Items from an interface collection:
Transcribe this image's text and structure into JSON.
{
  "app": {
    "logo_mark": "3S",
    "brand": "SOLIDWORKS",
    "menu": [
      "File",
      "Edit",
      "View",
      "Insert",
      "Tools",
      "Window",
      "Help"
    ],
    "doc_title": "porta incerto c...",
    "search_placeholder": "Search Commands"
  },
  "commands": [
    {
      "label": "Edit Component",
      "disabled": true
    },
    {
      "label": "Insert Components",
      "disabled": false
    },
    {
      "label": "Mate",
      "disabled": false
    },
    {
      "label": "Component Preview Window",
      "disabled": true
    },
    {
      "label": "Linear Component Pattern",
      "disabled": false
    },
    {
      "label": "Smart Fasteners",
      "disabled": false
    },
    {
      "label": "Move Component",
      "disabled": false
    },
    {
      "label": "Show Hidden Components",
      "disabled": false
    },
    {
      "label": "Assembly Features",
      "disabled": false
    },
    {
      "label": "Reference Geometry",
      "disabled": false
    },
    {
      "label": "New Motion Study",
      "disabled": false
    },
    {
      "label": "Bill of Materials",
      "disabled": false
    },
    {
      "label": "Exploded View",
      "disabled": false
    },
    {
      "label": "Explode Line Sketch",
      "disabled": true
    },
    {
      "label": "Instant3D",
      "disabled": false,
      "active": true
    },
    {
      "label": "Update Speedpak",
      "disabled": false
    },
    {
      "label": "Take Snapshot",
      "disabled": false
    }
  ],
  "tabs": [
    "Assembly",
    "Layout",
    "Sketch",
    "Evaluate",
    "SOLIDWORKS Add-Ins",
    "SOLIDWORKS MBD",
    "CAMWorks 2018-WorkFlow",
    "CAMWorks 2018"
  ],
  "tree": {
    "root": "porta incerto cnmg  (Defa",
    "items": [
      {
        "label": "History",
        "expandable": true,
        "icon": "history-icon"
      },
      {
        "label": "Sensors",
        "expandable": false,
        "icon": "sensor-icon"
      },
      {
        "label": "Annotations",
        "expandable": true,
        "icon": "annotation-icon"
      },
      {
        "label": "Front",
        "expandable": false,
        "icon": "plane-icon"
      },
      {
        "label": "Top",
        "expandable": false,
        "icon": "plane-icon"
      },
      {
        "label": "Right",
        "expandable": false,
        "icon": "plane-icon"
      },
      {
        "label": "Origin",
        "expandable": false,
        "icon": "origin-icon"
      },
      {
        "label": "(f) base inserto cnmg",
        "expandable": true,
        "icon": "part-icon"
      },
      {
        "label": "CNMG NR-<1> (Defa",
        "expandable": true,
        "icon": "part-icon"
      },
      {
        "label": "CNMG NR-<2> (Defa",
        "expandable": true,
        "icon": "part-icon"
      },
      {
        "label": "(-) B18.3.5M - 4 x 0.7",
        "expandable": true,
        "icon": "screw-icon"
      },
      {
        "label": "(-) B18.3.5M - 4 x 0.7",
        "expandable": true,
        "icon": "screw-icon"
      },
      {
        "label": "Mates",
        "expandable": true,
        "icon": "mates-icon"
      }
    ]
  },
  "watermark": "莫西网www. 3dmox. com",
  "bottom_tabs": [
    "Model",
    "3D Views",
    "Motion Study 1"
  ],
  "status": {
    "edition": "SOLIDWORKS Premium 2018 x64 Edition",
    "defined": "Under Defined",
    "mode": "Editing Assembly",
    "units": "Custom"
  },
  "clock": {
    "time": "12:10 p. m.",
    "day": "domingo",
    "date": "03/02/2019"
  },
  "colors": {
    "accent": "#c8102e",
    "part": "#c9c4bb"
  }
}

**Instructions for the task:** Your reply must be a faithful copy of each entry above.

**Result for this exercise:**
Transcribe this image's text and structure into JSON.
{
  "app": {
    "logo_mark": "3S",
    "brand": "SOLIDWORKS",
    "menu": [
      "File",
      "Edit",
      "View",
      "Insert",
      "Tools",
      "Window",
      "Help"
    ],
    "doc_title": "porta incerto c...",
    "search_placeholder": "Search Commands"
  },
  "commands": [
    {
      "label": "Edit Component",
      "disabled": true
    },
    {
      "label": "Insert Components",
      "disabled": false
    },
    {
      "label": "Mate",
      "disabled": false
    },
    {
      "label": "Component Preview Window",
      "disabled": true
    },
    {
      "label": "Linear Component Pattern",
      "disabled": false
    },
    {
      "label": "Smart Fasteners",
      "disabled": false
    },
    {
      "label": "Move Component",
      "disabled": false
    },
    {
      "label": "Show Hidden Components",
      "disabled": false
    },
    {
      "label": "Assembly Features",
      "disabled": false
    },
    {
      "label": "Reference Geometry",
      "disabled": false
    },
    {
      "label": "New Motion Study",
      "disabled": false
    },
    {
      "label": "Bill of Materials",
      "disabled": false
    },
    {
      "label": "Exploded View",
      "disabled": false
    },
    {
      "label": "Explode Line Sketch",
      "disabled": true
    },
    {
      "label": "Instant3D",
      "disabled": false,
      "active": true
    },
    {
      "label": "Update Speedpak",
      "disabled": false
    },
    {
      "label": "Take Snapshot",
      "disabled": false
    }
  ],
  "tabs": [
    "Assembly",
    "Layout",
    "Sketch",
    "Evaluate",
    "SOLIDWORKS Add-Ins",
    "SOLIDWORKS MBD",
    "CAMWorks 2018-WorkFlow",
    "CAMWorks 2018"
  ],
  "tree": {
    "root": "porta incerto cnmg  (Defa",
    "items": [
      {
        "label": "History",
        "expandable": true,
        "icon": "history-icon"
      },
      {
        "label": "Sensors",
        "expandable": false,
        "icon": "sensor-icon"
      },
      {
        "label": "Annotations",
        "expandable": true,
        "icon": "annotation-icon"
      },
      {
        "label": "Front",
        "expandable": false,
        "icon": "plane-icon"
      },
      {
        "label": "Top",
        "expandable": false,
        "icon": "plane-icon"
      },
      {
        "label": "Right",
        "expandable": false,
        "icon": "plane-icon"
      },
      {
        "label": "Origin",
        "expandable": false,
        "icon": "origin-icon"
      },
      {
        "label": "(f) base inserto cnmg",
        "expandable": true,
        "icon": "part-icon"
      },
      {
        "label": "CNMG NR-<1> (Defa",
        "expandable": true,
        "icon": "part-icon"
      },
      {
        "label": "CNMG NR-<2> (Defa",
        "expandable": true,
        "icon": "part-icon"
      },
      {
        "label": "(-) B18.3.5M - 4 x 0.7",
        "expandable": true,
        "icon": "screw-icon"
      },
      {
        "label": "(-) B18.3.5M - 4 x 0.7",
        "expandable": true,
        "icon": "screw-icon"
      },
      {
        "label": "Mates",
        "expandable": true,
        "icon": "mates-icon"
      }
    ]
  },
  "watermark": "莫西网www. 3dmox. com",
  "bottom_tabs": [
    "Model",
    "3D Views",
    "Motion Study 1"
  ],
  "status": {
    "edition": "SOLIDWORKS Premium 2018 x64 Edition",
    "defined": "Under Defined",
    "mode": "Editing Assembly",
    "units": "Custom"
  },
  "clock": {
    "time": "12:10 p. m.",
    "day": "domingo",
    "date": "03/02/2019"
  },
  "colors": {
    "accent": "#c8102e",
    "part": "#c9c4bb"
  }
}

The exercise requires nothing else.